Below are the records; repeat them in full, exactly.

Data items

· · · · ·

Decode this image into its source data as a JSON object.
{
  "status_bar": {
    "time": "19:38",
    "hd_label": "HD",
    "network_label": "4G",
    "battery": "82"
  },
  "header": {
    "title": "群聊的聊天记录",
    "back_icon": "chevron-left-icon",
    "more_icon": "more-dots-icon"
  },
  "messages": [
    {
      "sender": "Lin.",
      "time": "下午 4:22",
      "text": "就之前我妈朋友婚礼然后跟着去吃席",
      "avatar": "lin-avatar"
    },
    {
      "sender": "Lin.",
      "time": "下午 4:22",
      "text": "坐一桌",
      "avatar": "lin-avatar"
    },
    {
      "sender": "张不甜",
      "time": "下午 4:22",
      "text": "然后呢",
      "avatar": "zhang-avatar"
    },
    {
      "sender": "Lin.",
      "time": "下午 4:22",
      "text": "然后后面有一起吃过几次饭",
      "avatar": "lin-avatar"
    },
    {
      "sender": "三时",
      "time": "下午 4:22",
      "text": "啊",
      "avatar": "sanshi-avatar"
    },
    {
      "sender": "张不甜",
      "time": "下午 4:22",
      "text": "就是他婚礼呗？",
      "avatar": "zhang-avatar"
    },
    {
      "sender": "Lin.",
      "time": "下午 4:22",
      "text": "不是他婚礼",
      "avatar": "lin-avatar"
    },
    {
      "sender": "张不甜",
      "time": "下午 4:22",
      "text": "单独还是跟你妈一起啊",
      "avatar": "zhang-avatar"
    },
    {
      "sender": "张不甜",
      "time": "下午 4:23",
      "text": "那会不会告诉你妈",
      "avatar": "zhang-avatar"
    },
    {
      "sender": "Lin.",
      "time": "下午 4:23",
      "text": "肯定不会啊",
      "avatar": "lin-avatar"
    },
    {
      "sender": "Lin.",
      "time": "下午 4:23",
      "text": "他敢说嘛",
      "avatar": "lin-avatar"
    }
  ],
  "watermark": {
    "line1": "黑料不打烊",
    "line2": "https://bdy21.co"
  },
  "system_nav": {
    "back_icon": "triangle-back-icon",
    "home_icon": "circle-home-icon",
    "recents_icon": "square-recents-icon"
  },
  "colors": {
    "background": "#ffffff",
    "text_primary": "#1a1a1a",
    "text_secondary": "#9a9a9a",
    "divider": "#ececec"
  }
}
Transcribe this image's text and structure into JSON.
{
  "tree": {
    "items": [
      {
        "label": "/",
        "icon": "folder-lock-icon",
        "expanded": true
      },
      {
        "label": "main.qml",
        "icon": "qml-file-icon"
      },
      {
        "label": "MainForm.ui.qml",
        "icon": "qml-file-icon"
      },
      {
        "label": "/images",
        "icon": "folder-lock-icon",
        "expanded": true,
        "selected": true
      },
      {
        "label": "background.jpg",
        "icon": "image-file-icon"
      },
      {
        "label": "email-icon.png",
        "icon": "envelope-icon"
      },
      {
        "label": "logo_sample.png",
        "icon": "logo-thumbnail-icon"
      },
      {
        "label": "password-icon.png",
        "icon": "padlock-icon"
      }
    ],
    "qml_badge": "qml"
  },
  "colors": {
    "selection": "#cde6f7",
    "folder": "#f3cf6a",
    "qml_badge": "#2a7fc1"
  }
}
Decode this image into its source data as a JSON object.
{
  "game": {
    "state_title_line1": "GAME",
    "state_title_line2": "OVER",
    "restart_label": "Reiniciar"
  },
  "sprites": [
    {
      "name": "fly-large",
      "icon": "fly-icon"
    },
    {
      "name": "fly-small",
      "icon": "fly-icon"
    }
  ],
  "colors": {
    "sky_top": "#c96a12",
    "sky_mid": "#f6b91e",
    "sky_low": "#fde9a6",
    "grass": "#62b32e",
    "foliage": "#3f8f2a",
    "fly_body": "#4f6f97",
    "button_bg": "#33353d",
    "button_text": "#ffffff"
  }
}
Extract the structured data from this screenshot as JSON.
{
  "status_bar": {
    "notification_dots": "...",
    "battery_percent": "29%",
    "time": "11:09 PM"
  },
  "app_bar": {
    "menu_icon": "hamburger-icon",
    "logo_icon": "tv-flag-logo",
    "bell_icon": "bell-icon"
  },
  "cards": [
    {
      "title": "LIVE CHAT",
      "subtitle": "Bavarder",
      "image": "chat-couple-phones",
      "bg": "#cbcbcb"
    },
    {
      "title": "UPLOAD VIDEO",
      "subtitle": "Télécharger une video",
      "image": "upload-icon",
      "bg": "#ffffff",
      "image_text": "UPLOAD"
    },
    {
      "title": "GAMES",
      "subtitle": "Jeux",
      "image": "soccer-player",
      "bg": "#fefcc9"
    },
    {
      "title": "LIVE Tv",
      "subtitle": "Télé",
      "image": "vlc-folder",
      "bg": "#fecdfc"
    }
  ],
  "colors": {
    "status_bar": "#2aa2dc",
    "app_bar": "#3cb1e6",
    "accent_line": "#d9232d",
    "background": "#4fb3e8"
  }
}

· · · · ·

ANSWER TO THIS TASK
Decode this image into its source data as a JSON object.
{
  "status_bar": {
    "time": "19:38",
    "hd_label": "HD",
    "network_label": "4G",
    "battery": "82"
  },
  "header": {
    "title": "群聊的聊天记录",
    "back_icon": "chevron-left-icon",
    "more_icon": "more-dots-icon"
  },
  "messages": [
    {
      "sender": "Lin.",
      "time": "下午 4:22",
      "text": "就之前我妈朋友婚礼然后跟着去吃席",
      "avatar": "lin-avatar"
    },
    {
      "sender": "Lin.",
      "time": "下午 4:22",
      "text": "坐一桌",
      "avatar": "lin-avatar"
    },
    {
      "sender": "张不甜",
      "time": "下午 4:22",
      "text": "然后呢",
      "avatar": "zhang-avatar"
    },
    {
      "sender": "Lin.",
      "time": "下午 4:22",
      "text": "然后后面有一起吃过几次饭",
      "avatar": "lin-avatar"
    },
    {
      "sender": "三时",
      "time": "下午 4:22",
      "text": "啊",
      "avatar": "sanshi-avatar"
    },
    {
      "sender": "张不甜",
      "time": "下午 4:22",
      "text": "就是他婚礼呗？",
      "avatar": "zhang-avatar"
    },
    {
      "sender": "Lin.",
      "time": "下午 4:22",
      "text": "不是他婚礼",
      "avatar": "lin-avatar"
    },
    {
      "sender": "张不甜",
      "time": "下午 4:22",
      "text": "单独还是跟你妈一起啊",
      "avatar": "zhang-avatar"
    },
    {
      "sender": "张不甜",
      "time": "下午 4:23",
      "text": "那会不会告诉你妈",
      "avatar": "zhang-avatar"
    },
    {
      "sender": "Lin.",
      "time": "下午 4:23",
      "text": "肯定不会啊",
      "avatar": "lin-avatar"
    },
    {
      "sender": "Lin.",
      "time": "下午 4:23",
      "text": "他敢说嘛",
      "avatar": "lin-avatar"
    }
  ],
  "watermark": {
    "line1": "黑料不打烊",
    "line2": "https://bdy21.co"
  },
  "system_nav": {
    "back_icon": "triangle-back-icon",
    "home_icon": "circle-home-icon",
    "recents_icon": "square-recents-icon"
  },
  "colors": {
    "background": "#ffffff",
    "text_primary": "#1a1a1a",
    "text_secondary": "#9a9a9a",
    "divider": "#ececec"
  }
}
Transcribe this image's text and structure into JSON.
{
  "tree": {
    "items": [
      {
        "label": "/",
        "icon": "folder-lock-icon",
        "expanded": true
      },
      {
        "label": "main.qml",
        "icon": "qml-file-icon"
      },
      {
        "label": "MainForm.ui.qml",
        "icon": "qml-file-icon"
      },
      {
        "label": "/images",
        "icon": "folder-lock-icon",
        "expanded": true,
        "selected": true
      },
      {
        "label": "background.jpg",
        "icon": "image-file-icon"
      },
      {
        "label": "email-icon.png",
        "icon": "envelope-icon"
      },
      {
        "label": "logo_sample.png",
        "icon": "logo-thumbnail-icon"
      },
      {
        "label": "password-icon.png",
        "icon": "padlock-icon"
      }
    ],
    "qml_badge": "qml"
  },
  "colors": {
    "selection": "#cde6f7",
    "folder": "#f3cf6a",
    "qml_badge": "#2a7fc1"
  }
}
Decode this image into its source data as a JSON object.
{
  "game": {
    "state_title_line1": "GAME",
    "state_title_line2": "OVER",
    "restart_label": "Reiniciar"
  },
  "sprites": [
    {
      "name": "fly-large",
      "icon": "fly-icon"
    },
    {
      "name": "fly-small",
      "icon": "fly-icon"
    }
  ],
  "colors": {
    "sky_top": "#c96a12",
    "sky_mid": "#f6b91e",
    "sky_low": "#fde9a6",
    "grass": "#62b32e",
    "foliage": "#3f8f2a",
    "fly_body": "#4f6f97",
    "button_bg": "#33353d",
    "button_text": "#ffffff"
  }
}
Extract the structured data from this screenshot as JSON.
{
  "status_bar": {
    "notification_dots": "...",
    "battery_percent": "29%",
    "time": "11:09 PM"
  },
  "app_bar": {
    "menu_icon": "hamburger-icon",
    "logo_icon": "tv-flag-logo",
    "bell_icon": "bell-icon"
  },
  "cards": [
    {
      "title": "LIVE CHAT",
      "subtitle": "Bavarder",
      "image": "chat-couple-phones",
      "bg": "#cbcbcb"
    },
    {
      "title": "UPLOAD VIDEO",
      "subtitle": "Télécharger une video",
      "image": "upload-icon",
      "bg": "#ffffff",
      "image_text": "UPLOAD"
    },
    {
      "title": "GAMES",
      "subtitle": "Jeux",
      "image": "soccer-player",
      "bg": "#fefcc9"
    },
    {
      "title": "LIVE Tv",
      "subtitle": "Télé",
      "image": "vlc-folder",
      "bg": "#fecdfc"
    }
  ],
  "colors": {
    "status_bar": "#2aa2dc",
    "app_bar": "#3cb1e6",
    "accent_line": "#d9232d",
    "background": "#4fb3e8"
  }
}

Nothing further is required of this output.